30 Pages Posted: 21 Jun 2005
Date Written: May 2005
We investigate the entry of low-cost airlines (LCAs) in the German passenger transportation market. Using market research data and unique turnover and pricing information, we document that substitution rates between LCA and the incumbent rail operator Deutsche Bahn (DB) are substantial. As the competitive pressure of LCAs is surprisingly effective, both air and rail transport networks are forced to reconsider their pricing strategy. We document the price reactions of the two network providers. Lufthansa reacted by a drastic cut of all prices for all intra-German origin and destinations (O&Ds). We argue that the physical conditions of railroads make it harder for them to react. As railroads are an open system, changing the price system on one O&D has substantial opportunity costs on other O&Ds in the same network. This imposes constraints on price strategies which neither LCA nor the incumbent air network provider have to satisfy to the same extent. While this reduces the capability to react for a rail network provider, reactions can nonetheless be swift and efficient, as we document for some O&Ds. Our case shows the relevance of modern industrial organization and incentive theory in better understanding the interaction of different modes on the same market. It also has interesting implications for regulation of the European long-haul passenger market.
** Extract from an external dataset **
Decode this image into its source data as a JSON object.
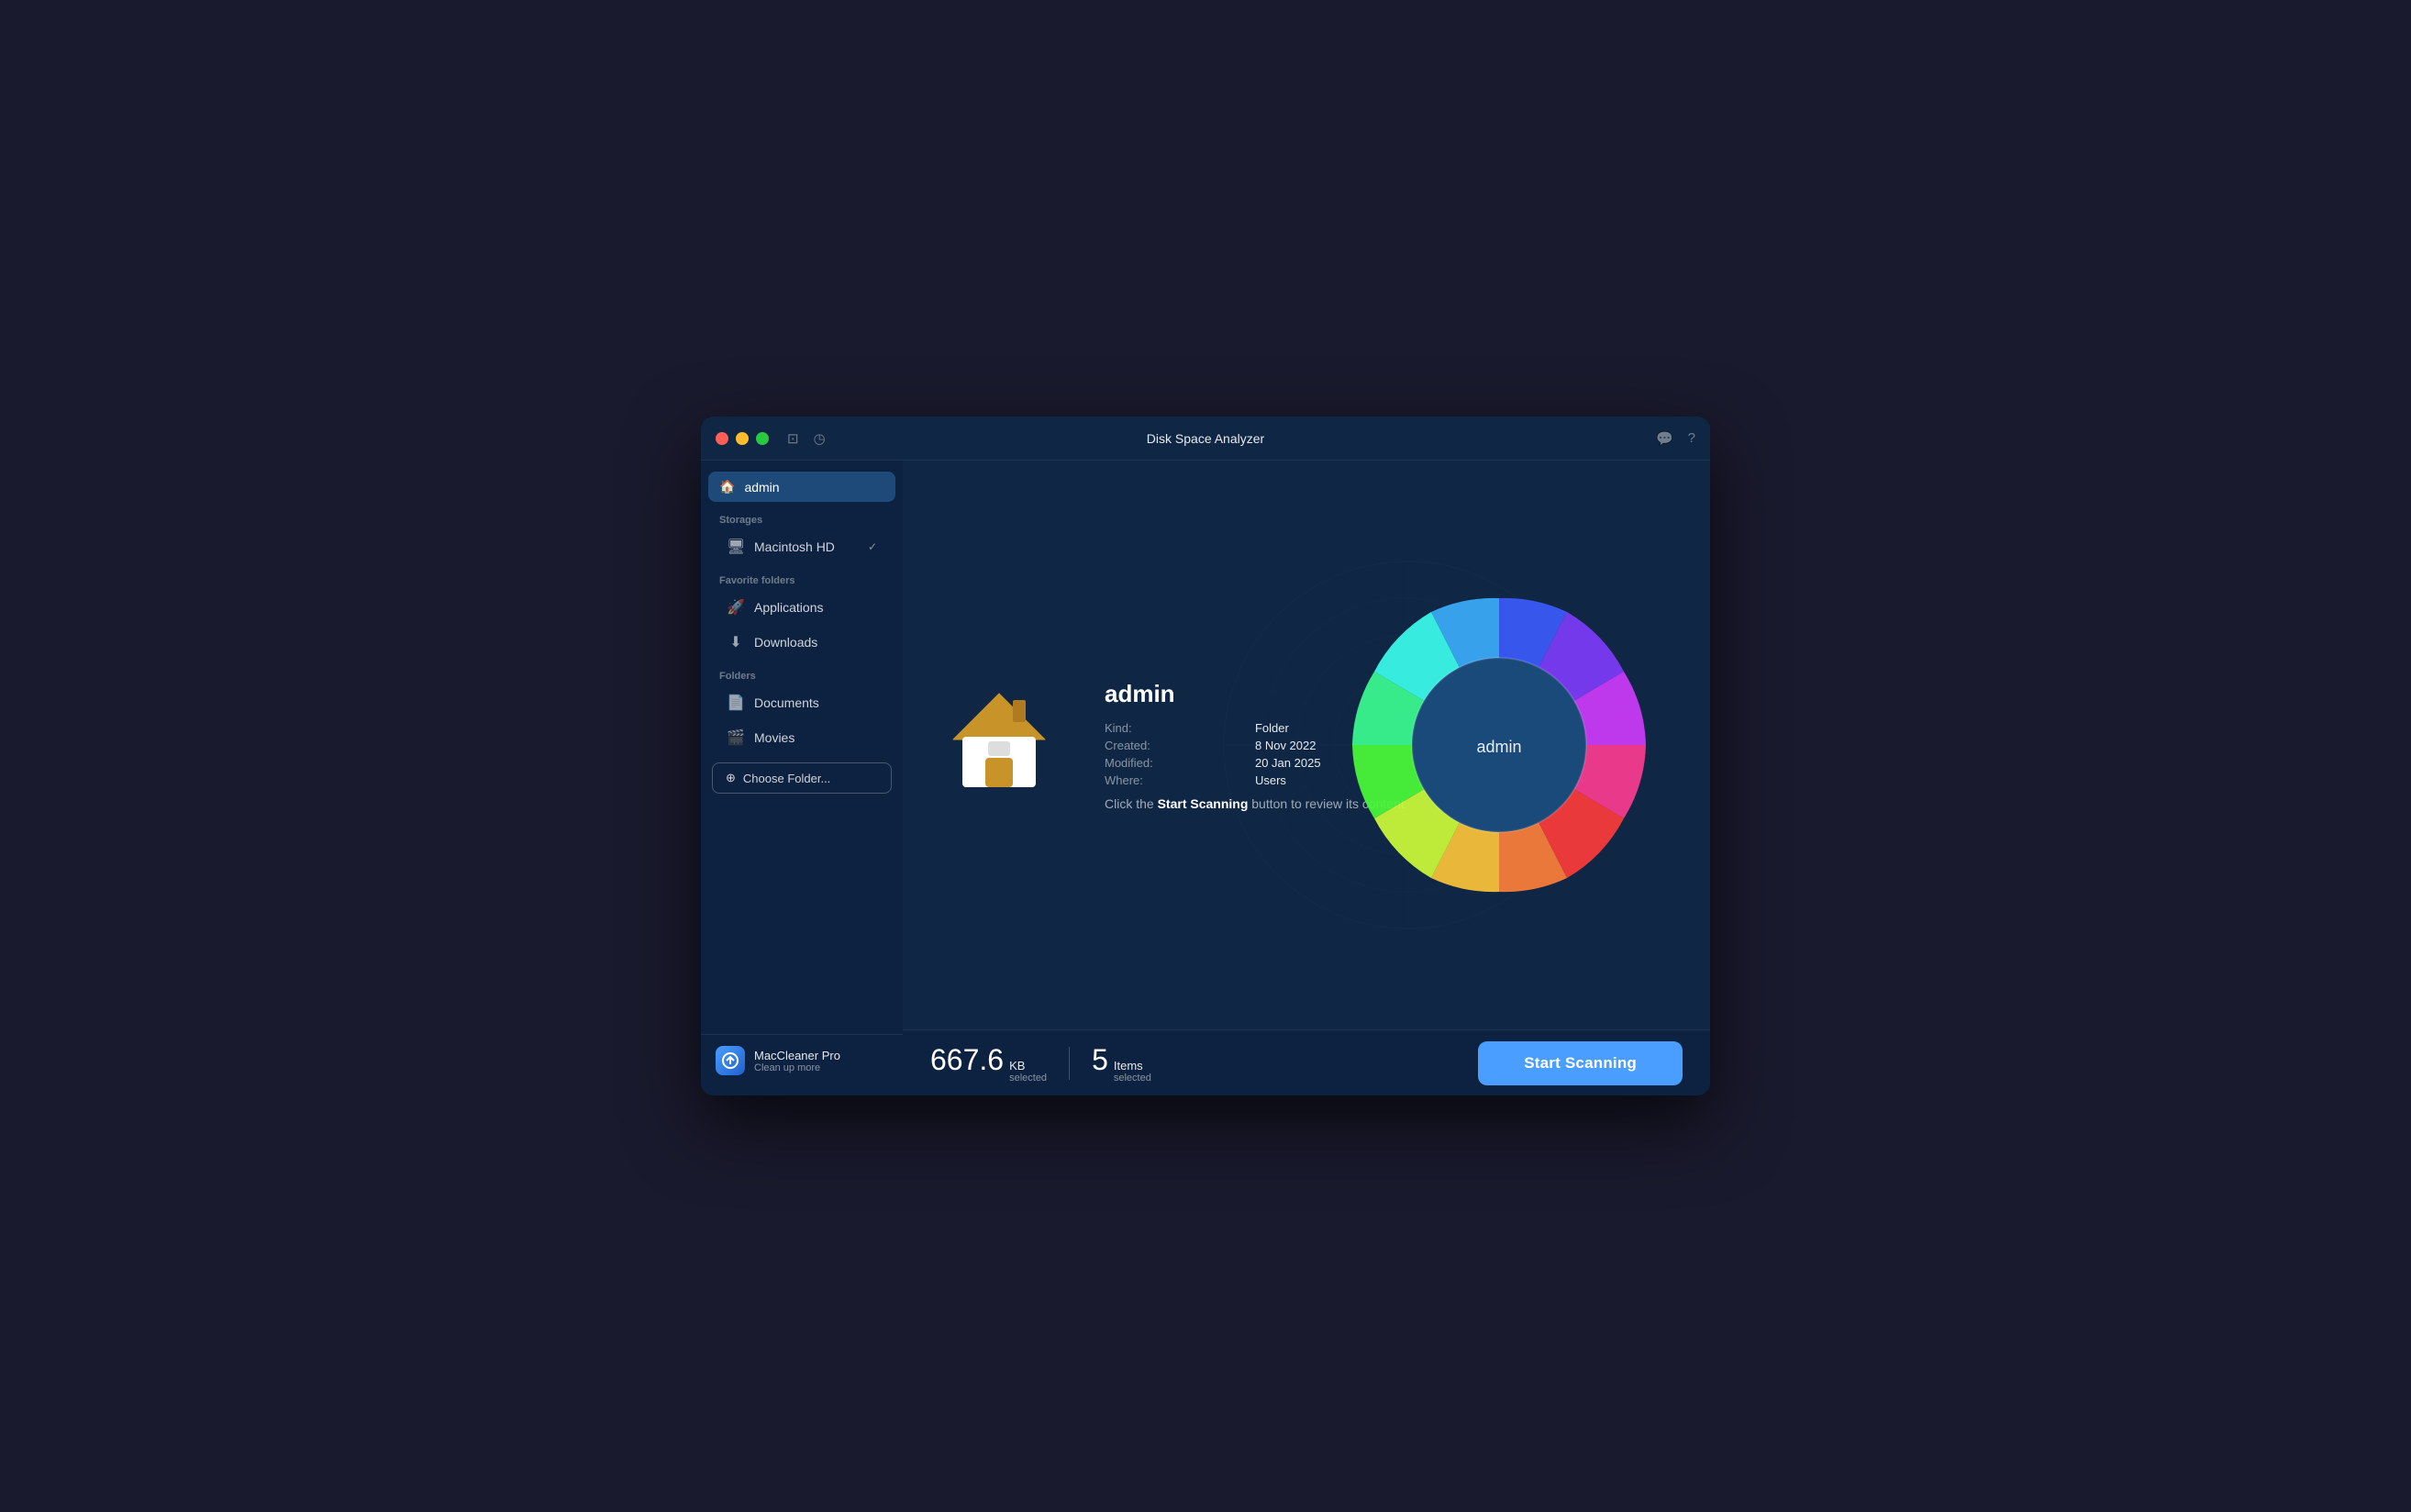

Keywords: railroads, price strategies, incentive constraints, regulation
JEL Classification: L11, L92, L93
Suggested Citation: Suggested Citation
Friebel, Guido and Niffka, Marko, The Functioning of Inter-modal Competition in the Transportation Market: Evidence from the Entry of Low-cost Airlines in Germany (May 2005). Available at SSRN: https://ssrn.com/abstract=745164 or http://dx.doi.org/10.2139/ssrn.745164